The 8% rise to £672 million in the Society’s latest financial year brought growth to more than 40% in the last three years. The results are recorded for the 12 months to November 30 2018.
Hinckley announced mortgage advances of £183 million (compared to £193 million in 2017) and started the new year with a £54 million pipeline of mortgage business – up from £53 million in 2017.
What’s more, savings balances grew by £56 million to £632 million (£576 million in 2017), which fully funded the growth in the mortgage book. Total assets were up by £59 million to £799 million (compared with £741 million in 2017).
Colin Fyfe, chief executive of Hinckley & Rugby Building Society, comments: “We started 2019 on the very firm foundations left by my predecessor Chris White and look forward to a year of further growth.”
“We’re continuing to invest in our people, our premises and our proposition – the products and services we offer to our current and future members.”
Hinckley aims to grow its team in 2019 and become an even more attractive employer. Fyfe says the Society’s move to the new head office at Easter will also offer an exciting place to work at the heart of its communities in Leicestershire and Warwickshire.
“Forging partnerships will be a key theme of 2019 and beyond,” Fyfe continues. “Developing what we offer and how we provide it will evolve significantly as we work with fintech service pioneers.”

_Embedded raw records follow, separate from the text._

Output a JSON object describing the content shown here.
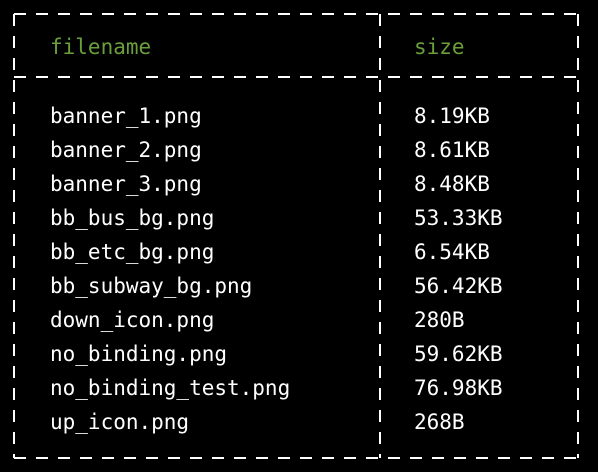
{
  "colors": {
    "background": "#000000",
    "header_text": "#6a9f3b",
    "cell_text": "#ffffff",
    "border": "#ffffff"
  },
  "table": {
    "headers": [
      "filename",
      "size"
    ],
    "rows": [
      [
        "banner_1.png",
        "8.19KB"
      ],
      [
        "banner_2.png",
        "8.61KB"
      ],
      [
        "banner_3.png",
        "8.48KB"
      ],
      [
        "bb_bus_bg.png",
        "53.33KB"
      ],
      [
        "bb_etc_bg.png",
        "6.54KB"
      ],
      [
        "bb_subway_bg.png",
        "56.42KB"
      ],
      [
        "down_icon.png",
        "280B"
      ],
      [
        "no_binding.png",
        "59.62KB"
      ],
      [
        "no_binding_test.png",
        "76.98KB"
      ],
      [
        "up_icon.png",
        "268B"
      ]
    ]
  }
}
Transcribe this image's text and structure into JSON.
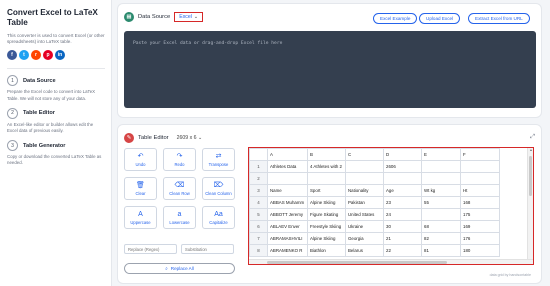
{
  "sidebar": {
    "title": "Convert Excel to LaTeX Table",
    "description": "This converter is used to convert Excel (or other spreadsheets) into LaTeX table.",
    "social": [
      {
        "name": "facebook-icon",
        "glyph": "f",
        "color": "#3b5998"
      },
      {
        "name": "twitter-icon",
        "glyph": "t",
        "color": "#1da1f2"
      },
      {
        "name": "reddit-icon",
        "glyph": "r",
        "color": "#ff4500"
      },
      {
        "name": "pinterest-icon",
        "glyph": "p",
        "color": "#e60023"
      },
      {
        "name": "linkedin-icon",
        "glyph": "in",
        "color": "#0a66c2"
      }
    ],
    "steps": [
      {
        "num": "1",
        "title": "Data Source",
        "desc": "Prepare the Excel code to convert into LaTeX Table. We will not store any of your data."
      },
      {
        "num": "2",
        "title": "Table Editor",
        "desc": "An Excel-like editor or builder allows edit the Excel data of previous easily."
      },
      {
        "num": "3",
        "title": "Table Generator",
        "desc": "Copy or download the converted LaTeX Table as needed."
      }
    ]
  },
  "data_source": {
    "title": "Data Source",
    "format": "Excel",
    "buttons": [
      "Excel Example",
      "Upload Excel",
      "Extract Excel from URL"
    ],
    "placeholder": "Paste your Excel data or drag-and-drop Excel file here"
  },
  "table_editor": {
    "title": "Table Editor",
    "size": "2609 x 6",
    "tools": [
      {
        "name": "undo-button",
        "icon": "↶",
        "label": "Undo"
      },
      {
        "name": "redo-button",
        "icon": "↷",
        "label": "Redo"
      },
      {
        "name": "transpose-button",
        "icon": "⇄",
        "label": "Transpose"
      },
      {
        "name": "clear-button",
        "icon": "🗑",
        "label": "Clear"
      },
      {
        "name": "clean-row-button",
        "icon": "⌫",
        "label": "Clean Row"
      },
      {
        "name": "clean-column-button",
        "icon": "⌦",
        "label": "Clean Column"
      },
      {
        "name": "uppercase-button",
        "icon": "A",
        "label": "Uppercase"
      },
      {
        "name": "lowercase-button",
        "icon": "a",
        "label": "Lowercase"
      },
      {
        "name": "capitalize-button",
        "icon": "Aa",
        "label": "Capitalize"
      }
    ],
    "replace_placeholder": "Replace (Regex)",
    "substitution_placeholder": "Substitution",
    "replace_all_label": "Replace All",
    "col_headers": [
      "",
      "A",
      "B",
      "C",
      "D",
      "E",
      "F"
    ],
    "rows": [
      [
        "1",
        "Athletes Data",
        "4 Athletes with 2",
        "",
        "2606",
        "",
        ""
      ],
      [
        "2",
        "",
        "",
        "",
        "",
        "",
        ""
      ],
      [
        "3",
        "Name",
        "Sport",
        "Nationality",
        "Age",
        "Wt kg",
        "Ht"
      ],
      [
        "4",
        "ABBAS Muhamm",
        "Alpine Skiing",
        "Pakistan",
        "23",
        "55",
        "168"
      ],
      [
        "5",
        "ABBOTT Jeremy",
        "Figure Skating",
        "United States",
        "24",
        "",
        "175"
      ],
      [
        "6",
        "ABLAEV Enver",
        "Freestyle Skiing",
        "Ukraine",
        "30",
        "68",
        "169"
      ],
      [
        "7",
        "ABRAMASHVILI",
        "Alpine Skiing",
        "Georgia",
        "21",
        "82",
        "176"
      ],
      [
        "8",
        "ABRAMENKO R",
        "Biathlon",
        "Belarus",
        "22",
        "81",
        "180"
      ]
    ],
    "credit": "data grid by handsontable"
  }
}
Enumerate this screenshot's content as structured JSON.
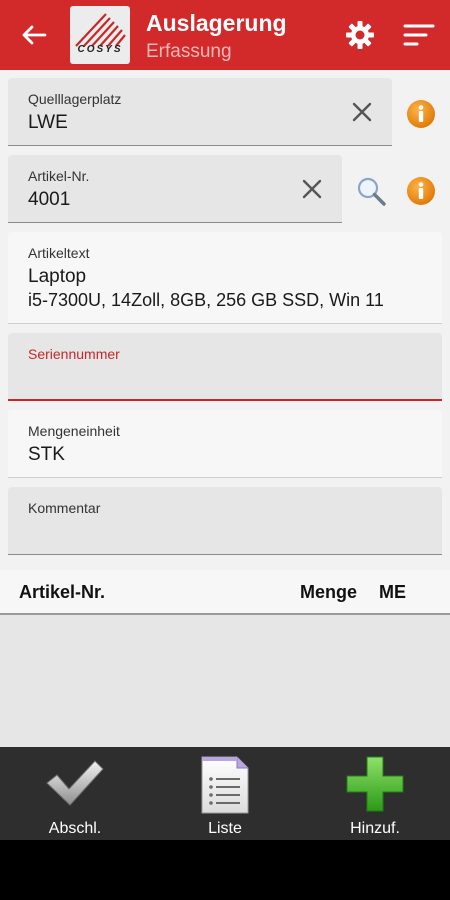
{
  "header": {
    "title": "Auslagerung",
    "subtitle": "Erfassung",
    "logo_text": "COSYS",
    "back_icon": "arrow-left-icon",
    "settings_icon": "gear-icon",
    "menu_icon": "sort-icon"
  },
  "fields": {
    "quelllagerplatz": {
      "label": "Quelllagerplatz",
      "value": "LWE"
    },
    "artikel_nr": {
      "label": "Artikel-Nr.",
      "value": "4001"
    },
    "artikeltext": {
      "label": "Artikeltext",
      "line1": "Laptop",
      "line2": "i5-7300U, 14Zoll, 8GB, 256 GB SSD, Win 11"
    },
    "seriennummer": {
      "label": "Seriennummer",
      "value": ""
    },
    "mengeneinheit": {
      "label": "Mengeneinheit",
      "value": "STK"
    },
    "kommentar": {
      "label": "Kommentar",
      "value": ""
    }
  },
  "table": {
    "columns": [
      "Artikel-Nr.",
      "Menge",
      "ME"
    ],
    "rows": []
  },
  "toolbar": {
    "finish_label": "Abschl.",
    "list_label": "Liste",
    "add_label": "Hinzuf."
  },
  "colors": {
    "header": "#d22a2a",
    "accent": "#c62828",
    "info": "#f28c1a",
    "toolbar": "#2e2e2e",
    "add_green": "#3cb521"
  }
}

“Our connection with our communities will deepen as we strive to get even more behind local organisations and charities, building on our excellent and extensive volunteering.”
He says that with the help of its communities, Hinckley can help more people to save for their futures, buy their homes, and to be a force for good.
During its past financial year, the Society helped more than 180 first-time buyers purchase their first homes. The firm’s buy-to-let division’s share of advances reduced from £57 million to £43 million as the Society spread its lending across a wider range of loans and the new buy-to-let tax system began to be phased in. At year end, buy-to-let accounted for around a fifth of the mortgage book.
Additionally, there was a 16% increase in net interest income to £9.12 million – up from £7.89 million in 2017 – and the net interest margin rose to 1.18%. Those figures helped Hinckley & Rugby to maintain its profile before tax at £1.25 (compared to £1.3 million in the previous year).